[What to produce]
An exact copy of the entries is required, with every image omitted.

[Opening Source material section]

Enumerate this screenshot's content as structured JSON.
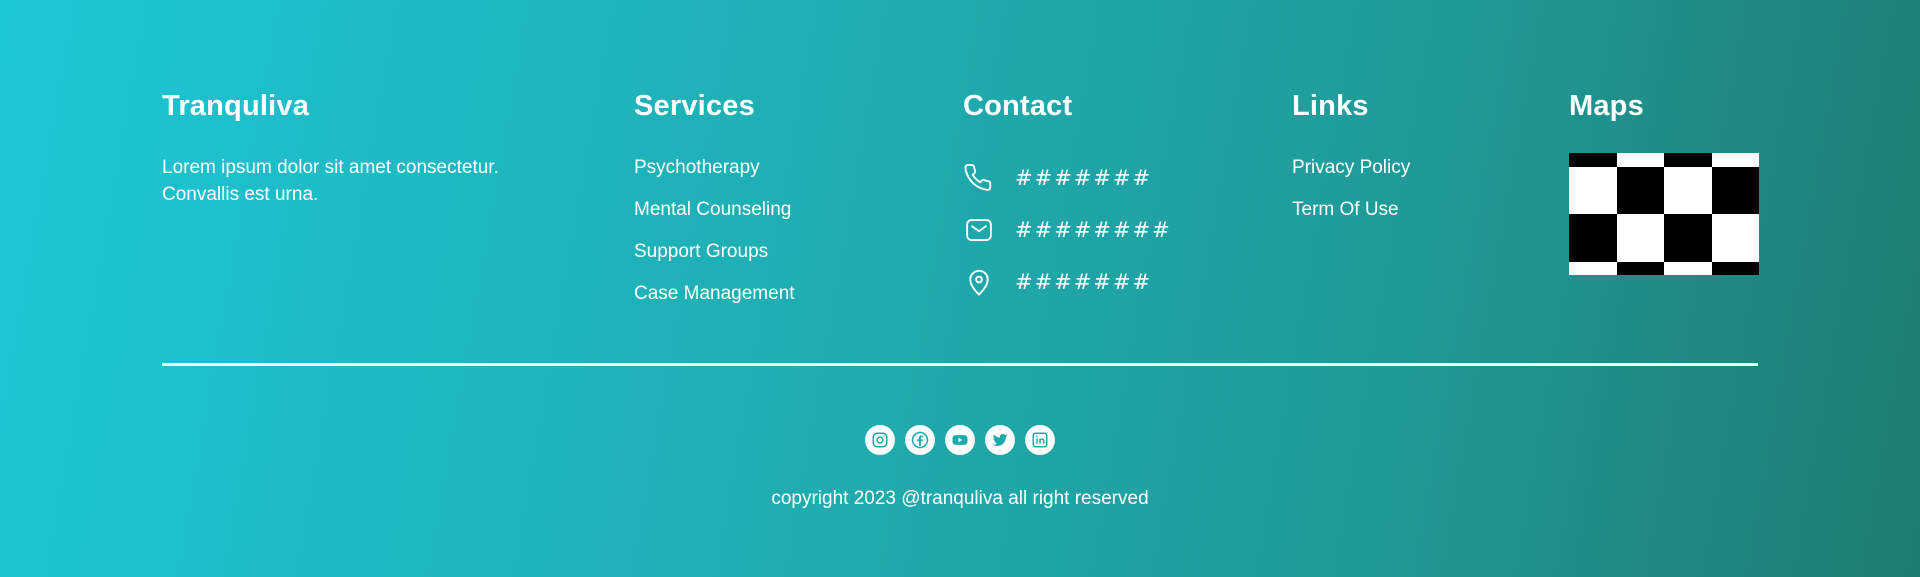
{
  "brand": {
    "name": "Tranquliva",
    "description": "Lorem ipsum dolor sit amet consectetur. Convallis est urna."
  },
  "services": {
    "title": "Services",
    "items": [
      "Psychotherapy",
      "Mental Counseling",
      "Support Groups",
      "Case Management"
    ]
  },
  "contact": {
    "title": "Contact",
    "items": [
      {
        "icon": "phone-icon",
        "value": "#######"
      },
      {
        "icon": "mail-icon",
        "value": "########"
      },
      {
        "icon": "location-pin-icon",
        "value": "#######"
      }
    ]
  },
  "links": {
    "title": "Links",
    "items": [
      "Privacy Policy",
      "Term Of Use"
    ]
  },
  "maps": {
    "title": "Maps"
  },
  "socials": [
    "instagram-icon",
    "facebook-icon",
    "youtube-icon",
    "twitter-icon",
    "linkedin-icon"
  ],
  "copyright": "copyright 2023 @tranquliva all right reserved",
  "colors": {
    "gradient_start": "#1cc7d6",
    "gradient_end": "#1f7c70",
    "icon_fill": "#1fa9ad"
  }
}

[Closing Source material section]

[Reply to the task]
Enumerate this screenshot's content as structured JSON.
{
  "brand": {
    "name": "Tranquliva",
    "description": "Lorem ipsum dolor sit amet consectetur. Convallis est urna."
  },
  "services": {
    "title": "Services",
    "items": [
      "Psychotherapy",
      "Mental Counseling",
      "Support Groups",
      "Case Management"
    ]
  },
  "contact": {
    "title": "Contact",
    "items": [
      {
        "icon": "phone-icon",
        "value": "#######"
      },
      {
        "icon": "mail-icon",
        "value": "########"
      },
      {
        "icon": "location-pin-icon",
        "value": "#######"
      }
    ]
  },
  "links": {
    "title": "Links",
    "items": [
      "Privacy Policy",
      "Term Of Use"
    ]
  },
  "maps": {
    "title": "Maps"
  },
  "socials": [
    "instagram-icon",
    "facebook-icon",
    "youtube-icon",
    "twitter-icon",
    "linkedin-icon"
  ],
  "copyright": "copyright 2023 @tranquliva all right reserved",
  "colors": {
    "gradient_start": "#1cc7d6",
    "gradient_end": "#1f7c70",
    "icon_fill": "#1fa9ad"
  }
}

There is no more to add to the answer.